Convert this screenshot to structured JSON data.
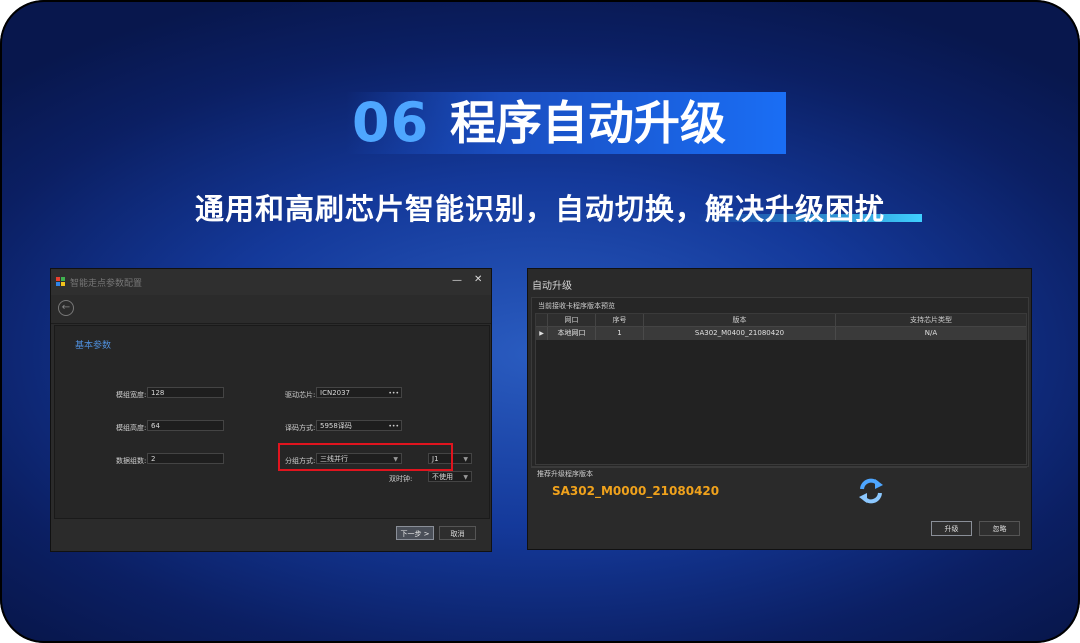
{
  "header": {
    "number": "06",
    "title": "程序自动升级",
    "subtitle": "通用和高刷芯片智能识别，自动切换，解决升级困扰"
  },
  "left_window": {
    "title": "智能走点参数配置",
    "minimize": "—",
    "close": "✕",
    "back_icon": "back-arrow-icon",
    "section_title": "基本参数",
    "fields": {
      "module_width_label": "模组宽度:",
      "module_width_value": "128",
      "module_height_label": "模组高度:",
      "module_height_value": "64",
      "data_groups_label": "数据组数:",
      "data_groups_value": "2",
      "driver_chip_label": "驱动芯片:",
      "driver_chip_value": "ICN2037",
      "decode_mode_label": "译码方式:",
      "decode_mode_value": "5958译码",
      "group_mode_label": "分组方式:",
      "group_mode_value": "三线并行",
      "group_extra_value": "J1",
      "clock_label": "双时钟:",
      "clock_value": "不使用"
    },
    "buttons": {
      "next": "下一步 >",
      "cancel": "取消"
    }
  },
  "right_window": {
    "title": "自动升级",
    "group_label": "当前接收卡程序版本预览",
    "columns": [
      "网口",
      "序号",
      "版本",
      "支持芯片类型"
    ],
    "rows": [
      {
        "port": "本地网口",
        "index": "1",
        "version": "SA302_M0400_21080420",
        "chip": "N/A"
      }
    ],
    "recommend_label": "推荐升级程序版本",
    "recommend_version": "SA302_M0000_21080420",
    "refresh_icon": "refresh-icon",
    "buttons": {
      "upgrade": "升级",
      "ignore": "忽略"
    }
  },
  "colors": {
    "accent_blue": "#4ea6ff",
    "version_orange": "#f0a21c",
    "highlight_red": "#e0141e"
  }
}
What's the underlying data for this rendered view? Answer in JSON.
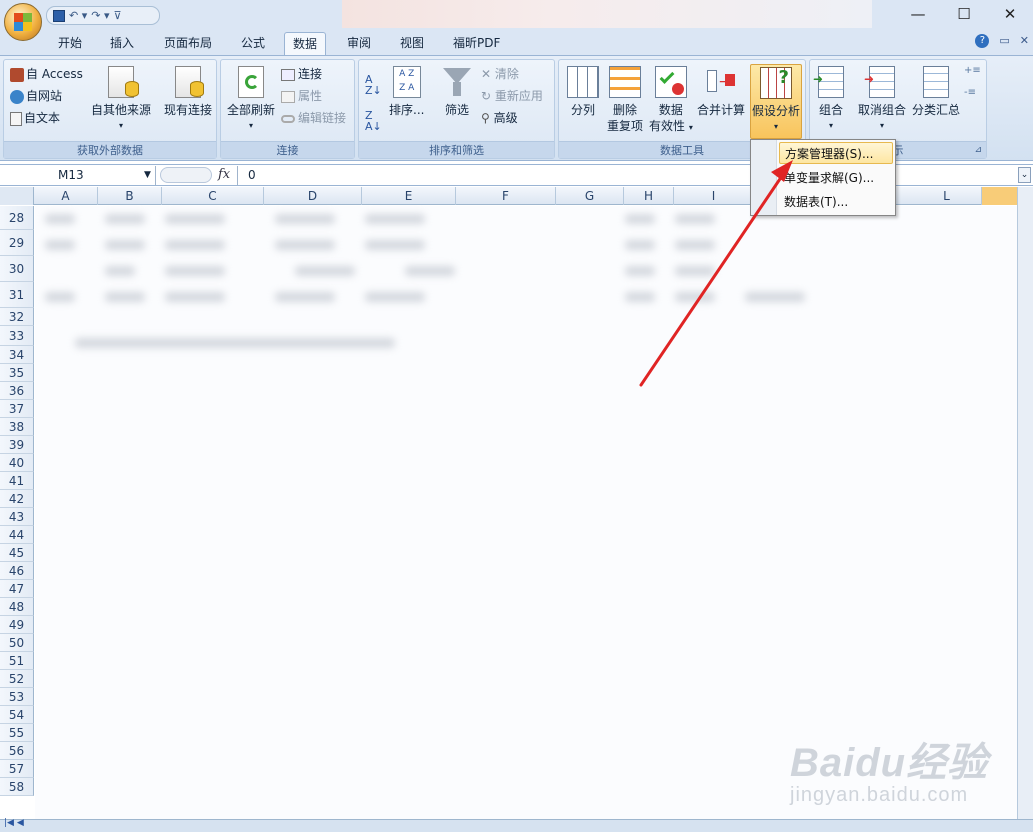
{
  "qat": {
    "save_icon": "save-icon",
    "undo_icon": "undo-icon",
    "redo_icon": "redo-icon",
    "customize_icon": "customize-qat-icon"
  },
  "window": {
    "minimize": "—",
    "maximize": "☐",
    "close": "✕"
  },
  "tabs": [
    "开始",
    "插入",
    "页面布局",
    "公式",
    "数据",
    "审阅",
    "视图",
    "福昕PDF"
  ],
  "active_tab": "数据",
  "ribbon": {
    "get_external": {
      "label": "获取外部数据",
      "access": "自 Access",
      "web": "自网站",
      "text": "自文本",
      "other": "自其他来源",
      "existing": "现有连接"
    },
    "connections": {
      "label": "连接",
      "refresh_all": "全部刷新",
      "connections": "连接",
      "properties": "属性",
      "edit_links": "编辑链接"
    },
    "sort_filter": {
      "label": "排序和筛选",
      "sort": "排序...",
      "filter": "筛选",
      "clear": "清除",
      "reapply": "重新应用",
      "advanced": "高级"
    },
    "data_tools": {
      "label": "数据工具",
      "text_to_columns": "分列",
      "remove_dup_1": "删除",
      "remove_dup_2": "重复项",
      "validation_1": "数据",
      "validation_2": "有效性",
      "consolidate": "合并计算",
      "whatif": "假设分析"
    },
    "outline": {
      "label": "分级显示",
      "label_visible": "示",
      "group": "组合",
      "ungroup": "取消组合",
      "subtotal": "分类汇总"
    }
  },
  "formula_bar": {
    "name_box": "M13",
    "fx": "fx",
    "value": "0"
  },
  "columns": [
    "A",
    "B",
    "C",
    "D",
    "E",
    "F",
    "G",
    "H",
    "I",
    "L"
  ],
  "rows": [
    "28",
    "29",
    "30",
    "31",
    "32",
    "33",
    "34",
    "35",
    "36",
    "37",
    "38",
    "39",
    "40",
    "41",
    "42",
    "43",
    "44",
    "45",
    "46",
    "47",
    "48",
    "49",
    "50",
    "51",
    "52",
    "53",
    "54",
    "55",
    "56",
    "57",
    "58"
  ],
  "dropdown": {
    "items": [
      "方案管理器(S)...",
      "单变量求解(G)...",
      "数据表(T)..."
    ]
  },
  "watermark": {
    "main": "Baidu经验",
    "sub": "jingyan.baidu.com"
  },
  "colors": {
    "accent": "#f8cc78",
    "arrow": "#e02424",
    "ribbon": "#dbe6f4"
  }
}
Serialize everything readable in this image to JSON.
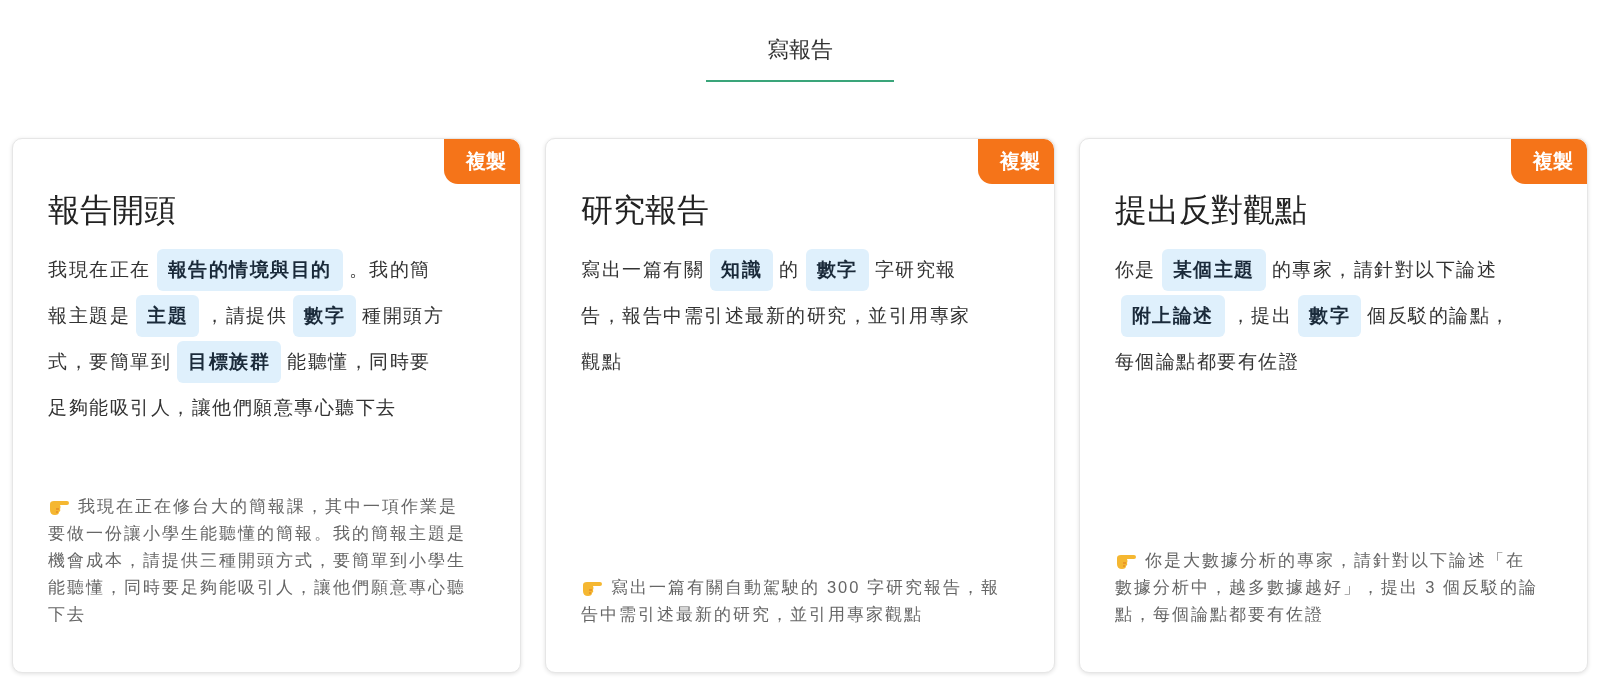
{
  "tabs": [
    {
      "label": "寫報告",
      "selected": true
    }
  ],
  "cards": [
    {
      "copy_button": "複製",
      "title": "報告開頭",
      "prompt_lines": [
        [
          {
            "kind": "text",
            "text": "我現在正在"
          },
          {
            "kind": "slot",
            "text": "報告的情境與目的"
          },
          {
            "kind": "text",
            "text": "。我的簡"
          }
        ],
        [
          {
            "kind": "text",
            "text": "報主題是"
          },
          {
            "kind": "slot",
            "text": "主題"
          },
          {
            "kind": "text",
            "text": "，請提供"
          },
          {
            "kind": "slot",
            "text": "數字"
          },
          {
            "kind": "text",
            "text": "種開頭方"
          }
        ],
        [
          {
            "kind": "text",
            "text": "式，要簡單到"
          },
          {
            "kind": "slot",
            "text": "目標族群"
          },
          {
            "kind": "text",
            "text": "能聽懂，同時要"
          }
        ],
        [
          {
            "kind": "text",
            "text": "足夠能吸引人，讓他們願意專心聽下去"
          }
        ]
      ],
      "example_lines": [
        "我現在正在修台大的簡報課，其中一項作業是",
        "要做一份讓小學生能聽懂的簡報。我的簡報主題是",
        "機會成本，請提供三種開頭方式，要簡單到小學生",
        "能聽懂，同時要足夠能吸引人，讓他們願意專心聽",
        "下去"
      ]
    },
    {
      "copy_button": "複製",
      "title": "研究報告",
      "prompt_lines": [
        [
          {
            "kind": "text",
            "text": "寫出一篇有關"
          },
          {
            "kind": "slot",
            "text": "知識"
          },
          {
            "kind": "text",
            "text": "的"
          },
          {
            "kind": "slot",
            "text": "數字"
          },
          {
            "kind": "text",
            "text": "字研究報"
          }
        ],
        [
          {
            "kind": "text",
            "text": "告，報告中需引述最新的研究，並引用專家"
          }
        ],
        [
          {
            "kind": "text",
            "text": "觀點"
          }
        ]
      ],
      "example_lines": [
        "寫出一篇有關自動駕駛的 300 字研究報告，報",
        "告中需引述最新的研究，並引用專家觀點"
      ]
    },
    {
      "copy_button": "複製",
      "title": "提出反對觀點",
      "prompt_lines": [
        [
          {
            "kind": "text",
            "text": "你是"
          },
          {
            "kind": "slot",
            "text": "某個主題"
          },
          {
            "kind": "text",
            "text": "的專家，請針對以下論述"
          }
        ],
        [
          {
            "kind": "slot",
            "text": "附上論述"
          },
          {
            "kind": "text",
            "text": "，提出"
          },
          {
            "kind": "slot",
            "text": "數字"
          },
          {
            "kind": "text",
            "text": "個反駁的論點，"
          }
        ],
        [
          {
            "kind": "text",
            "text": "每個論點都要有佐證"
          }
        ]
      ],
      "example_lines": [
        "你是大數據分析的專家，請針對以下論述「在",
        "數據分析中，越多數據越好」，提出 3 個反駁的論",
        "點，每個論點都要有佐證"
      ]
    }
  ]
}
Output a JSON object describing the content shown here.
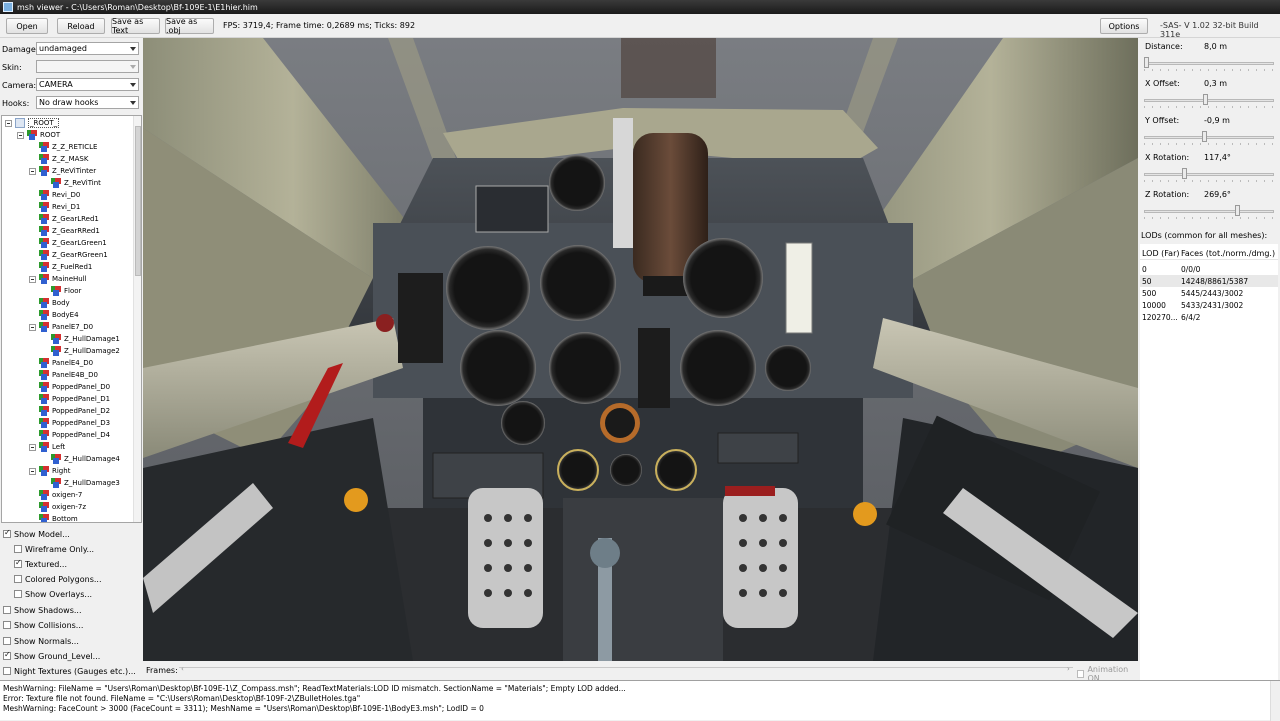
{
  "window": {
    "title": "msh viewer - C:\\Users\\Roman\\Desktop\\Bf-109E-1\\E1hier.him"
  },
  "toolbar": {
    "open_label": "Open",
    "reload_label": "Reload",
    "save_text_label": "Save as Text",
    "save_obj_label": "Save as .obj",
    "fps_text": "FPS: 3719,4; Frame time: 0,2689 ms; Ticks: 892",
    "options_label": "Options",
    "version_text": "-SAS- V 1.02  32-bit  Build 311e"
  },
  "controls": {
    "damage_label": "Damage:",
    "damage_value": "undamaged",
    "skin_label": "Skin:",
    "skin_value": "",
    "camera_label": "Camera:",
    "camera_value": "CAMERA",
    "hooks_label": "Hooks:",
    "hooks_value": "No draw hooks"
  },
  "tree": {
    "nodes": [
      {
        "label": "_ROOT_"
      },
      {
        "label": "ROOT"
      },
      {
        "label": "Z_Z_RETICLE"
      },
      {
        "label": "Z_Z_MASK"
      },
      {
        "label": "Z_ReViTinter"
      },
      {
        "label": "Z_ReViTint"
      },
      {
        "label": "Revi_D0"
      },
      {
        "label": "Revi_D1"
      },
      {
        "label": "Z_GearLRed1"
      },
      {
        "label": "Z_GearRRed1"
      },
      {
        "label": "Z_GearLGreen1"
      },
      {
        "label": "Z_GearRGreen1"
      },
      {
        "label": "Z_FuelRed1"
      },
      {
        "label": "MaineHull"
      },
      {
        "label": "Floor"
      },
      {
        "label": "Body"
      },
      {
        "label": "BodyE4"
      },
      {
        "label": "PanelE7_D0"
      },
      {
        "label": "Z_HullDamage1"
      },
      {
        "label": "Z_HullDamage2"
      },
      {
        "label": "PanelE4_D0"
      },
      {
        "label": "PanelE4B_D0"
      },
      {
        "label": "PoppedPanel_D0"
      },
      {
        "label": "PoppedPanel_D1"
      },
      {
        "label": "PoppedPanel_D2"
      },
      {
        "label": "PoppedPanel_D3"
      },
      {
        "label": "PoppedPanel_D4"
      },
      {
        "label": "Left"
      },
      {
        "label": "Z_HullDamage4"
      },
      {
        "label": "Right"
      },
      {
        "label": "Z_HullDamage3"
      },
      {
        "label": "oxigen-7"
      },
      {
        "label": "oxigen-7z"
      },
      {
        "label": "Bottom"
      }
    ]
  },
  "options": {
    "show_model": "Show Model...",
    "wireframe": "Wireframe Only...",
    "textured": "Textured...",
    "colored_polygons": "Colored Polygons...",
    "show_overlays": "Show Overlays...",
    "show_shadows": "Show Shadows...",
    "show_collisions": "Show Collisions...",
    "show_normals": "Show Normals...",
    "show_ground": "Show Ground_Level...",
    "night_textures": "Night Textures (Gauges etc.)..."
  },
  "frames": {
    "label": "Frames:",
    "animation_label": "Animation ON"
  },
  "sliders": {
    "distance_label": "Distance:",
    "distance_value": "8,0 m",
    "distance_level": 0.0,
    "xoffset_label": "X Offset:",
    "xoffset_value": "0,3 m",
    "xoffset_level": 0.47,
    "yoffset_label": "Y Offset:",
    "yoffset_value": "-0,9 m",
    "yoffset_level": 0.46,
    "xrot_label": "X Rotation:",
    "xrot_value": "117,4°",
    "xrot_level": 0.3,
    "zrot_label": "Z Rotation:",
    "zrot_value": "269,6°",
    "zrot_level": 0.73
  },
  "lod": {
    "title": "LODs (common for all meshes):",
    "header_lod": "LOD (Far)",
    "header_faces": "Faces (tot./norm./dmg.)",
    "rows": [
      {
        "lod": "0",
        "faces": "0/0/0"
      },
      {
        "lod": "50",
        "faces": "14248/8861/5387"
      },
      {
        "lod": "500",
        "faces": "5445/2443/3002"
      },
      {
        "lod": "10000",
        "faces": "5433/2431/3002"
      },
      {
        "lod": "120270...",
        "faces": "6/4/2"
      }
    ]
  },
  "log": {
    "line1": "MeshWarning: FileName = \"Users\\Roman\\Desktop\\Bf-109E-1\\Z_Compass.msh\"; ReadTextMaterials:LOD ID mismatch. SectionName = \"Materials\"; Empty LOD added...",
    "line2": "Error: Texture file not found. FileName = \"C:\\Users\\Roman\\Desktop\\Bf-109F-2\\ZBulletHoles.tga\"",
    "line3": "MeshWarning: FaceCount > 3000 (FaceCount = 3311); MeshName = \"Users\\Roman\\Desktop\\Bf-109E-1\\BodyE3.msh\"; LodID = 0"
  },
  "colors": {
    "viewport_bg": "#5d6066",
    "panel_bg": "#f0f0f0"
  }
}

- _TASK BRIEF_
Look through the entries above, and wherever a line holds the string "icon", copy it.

- _RESPONSE TO THIS EXERCISE_
    "back_icon": "back-arrow-icon",
    "refresh_icon": "refresh-icon",
    "save_icon": "save-icon",
    "undo_icon": "undo-icon",
    "redo_icon": "redo-icon",
    "customize_icon": "customize-qat-icon"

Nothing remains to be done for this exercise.